Data to use Block Start
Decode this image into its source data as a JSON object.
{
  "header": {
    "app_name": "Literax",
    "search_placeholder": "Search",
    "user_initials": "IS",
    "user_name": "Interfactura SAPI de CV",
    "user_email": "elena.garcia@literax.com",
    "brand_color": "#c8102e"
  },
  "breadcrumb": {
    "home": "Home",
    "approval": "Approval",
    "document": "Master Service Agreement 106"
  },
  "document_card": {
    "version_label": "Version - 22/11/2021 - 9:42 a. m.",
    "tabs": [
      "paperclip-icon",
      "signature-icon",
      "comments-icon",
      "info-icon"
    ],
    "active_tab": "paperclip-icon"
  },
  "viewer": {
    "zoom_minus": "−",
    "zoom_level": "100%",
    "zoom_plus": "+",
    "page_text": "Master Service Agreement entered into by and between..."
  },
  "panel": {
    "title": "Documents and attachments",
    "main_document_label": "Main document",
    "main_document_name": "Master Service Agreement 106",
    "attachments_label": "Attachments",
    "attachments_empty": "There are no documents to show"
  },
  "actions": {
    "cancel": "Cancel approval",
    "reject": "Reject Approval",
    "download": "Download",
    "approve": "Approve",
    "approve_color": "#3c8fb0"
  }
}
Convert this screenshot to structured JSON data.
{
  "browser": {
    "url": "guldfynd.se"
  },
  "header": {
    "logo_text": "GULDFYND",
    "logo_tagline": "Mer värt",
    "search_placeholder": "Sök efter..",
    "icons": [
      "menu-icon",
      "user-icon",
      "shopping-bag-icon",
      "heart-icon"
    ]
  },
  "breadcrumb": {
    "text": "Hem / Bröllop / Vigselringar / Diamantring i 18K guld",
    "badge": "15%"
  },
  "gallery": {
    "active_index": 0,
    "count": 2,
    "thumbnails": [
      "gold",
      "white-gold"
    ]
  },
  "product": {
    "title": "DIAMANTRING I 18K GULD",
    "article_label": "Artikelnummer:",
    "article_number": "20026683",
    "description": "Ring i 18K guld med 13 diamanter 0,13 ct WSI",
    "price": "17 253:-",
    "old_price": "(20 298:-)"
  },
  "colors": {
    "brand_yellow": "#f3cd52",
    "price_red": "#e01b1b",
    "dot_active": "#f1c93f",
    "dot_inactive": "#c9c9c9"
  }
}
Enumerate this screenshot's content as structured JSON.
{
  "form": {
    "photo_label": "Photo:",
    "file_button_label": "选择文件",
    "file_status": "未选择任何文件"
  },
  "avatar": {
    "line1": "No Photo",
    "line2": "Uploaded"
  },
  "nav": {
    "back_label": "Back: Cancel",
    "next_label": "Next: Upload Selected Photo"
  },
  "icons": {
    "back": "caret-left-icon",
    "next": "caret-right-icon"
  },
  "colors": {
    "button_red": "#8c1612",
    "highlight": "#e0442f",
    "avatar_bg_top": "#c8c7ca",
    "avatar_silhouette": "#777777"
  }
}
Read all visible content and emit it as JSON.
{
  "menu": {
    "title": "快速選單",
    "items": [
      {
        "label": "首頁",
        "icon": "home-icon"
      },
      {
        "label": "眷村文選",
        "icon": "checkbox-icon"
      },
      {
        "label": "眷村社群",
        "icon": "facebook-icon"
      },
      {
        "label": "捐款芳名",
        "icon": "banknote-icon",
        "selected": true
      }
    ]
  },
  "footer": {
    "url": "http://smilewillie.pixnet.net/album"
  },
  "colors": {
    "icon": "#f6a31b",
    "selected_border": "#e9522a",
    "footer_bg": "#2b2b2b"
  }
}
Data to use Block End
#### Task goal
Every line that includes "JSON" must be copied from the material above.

#### Written solution
Decode this image into its source data as a JSON object.
Convert this screenshot to structured JSON data.
Enumerate this screenshot's content as structured JSON.
Read all visible content and emit it as JSON.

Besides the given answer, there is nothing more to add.